The New York State Assembly’s committee that’s conducting an impeachment inquiry into Gov. Andrew Cuomo offered a brief progress report after meeting Wednesday.
Assemblyman Charles Lavine, who is chair of the Judiciary Committee, said the Davis Polk law firm that the Assembly hired has been busy looking into allegations that the governor sexually harassed several women, including female staffers; improperly used employees to help him write and edit a memoir about the COVID-19 pandemic; and covered up with his staff the number of deaths of nursing home residents during the pandemic.
“In total, Davis Polk has spoken to 75 individuals and entities that have information relative to the issues under investigation,” said Lavine, who added follow-up interviews and meetings with new witnesses are ongoing.
He said a hotline set up by the committee has received 290 messages, including emails and voicemails.
Lavine said the attorneys have reviewed tens of thousands of documents, including emails and texts, photographs, personnel records, and training materials.
Lavine also addressed criticisms that the Assembly, which is paying Davis Polk $250,000 for the inquiry, is not devoting enough resources to the probe. Lavine said more money will likely be allotted as the investigation continues.

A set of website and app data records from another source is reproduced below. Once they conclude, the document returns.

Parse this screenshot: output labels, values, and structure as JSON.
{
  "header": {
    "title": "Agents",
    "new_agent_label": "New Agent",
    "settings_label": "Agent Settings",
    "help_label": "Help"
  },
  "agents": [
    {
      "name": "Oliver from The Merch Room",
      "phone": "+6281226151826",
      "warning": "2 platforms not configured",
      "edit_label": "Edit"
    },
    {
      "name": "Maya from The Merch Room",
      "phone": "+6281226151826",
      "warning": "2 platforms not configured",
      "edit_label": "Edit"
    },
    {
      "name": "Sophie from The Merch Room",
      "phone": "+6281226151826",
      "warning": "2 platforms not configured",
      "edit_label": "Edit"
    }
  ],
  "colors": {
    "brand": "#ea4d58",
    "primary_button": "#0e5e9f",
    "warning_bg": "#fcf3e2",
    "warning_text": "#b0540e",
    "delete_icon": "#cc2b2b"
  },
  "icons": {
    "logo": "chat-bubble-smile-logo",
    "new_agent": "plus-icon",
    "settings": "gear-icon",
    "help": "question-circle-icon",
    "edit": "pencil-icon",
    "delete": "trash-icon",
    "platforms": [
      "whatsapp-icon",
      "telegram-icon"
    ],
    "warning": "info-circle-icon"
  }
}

The impeachment inquiry began more than two months ago, and no time has been set for its completion. If the committee concludes that there is enough evidence against the governor, the next step would be impeachment.
State Republican Party Chair Nick Langworthy, in a statement, accused the Assembly, which is led by Democrats, of stalling to shield the embattled Democratic governor.
“There is already more than enough evidence to warrant Cuomo’s removal from office, yet the Assembly continues to dither and protect his power at the expense of New Yorkers.” Langworthy said.
Cuomo denies that he did anything wrong.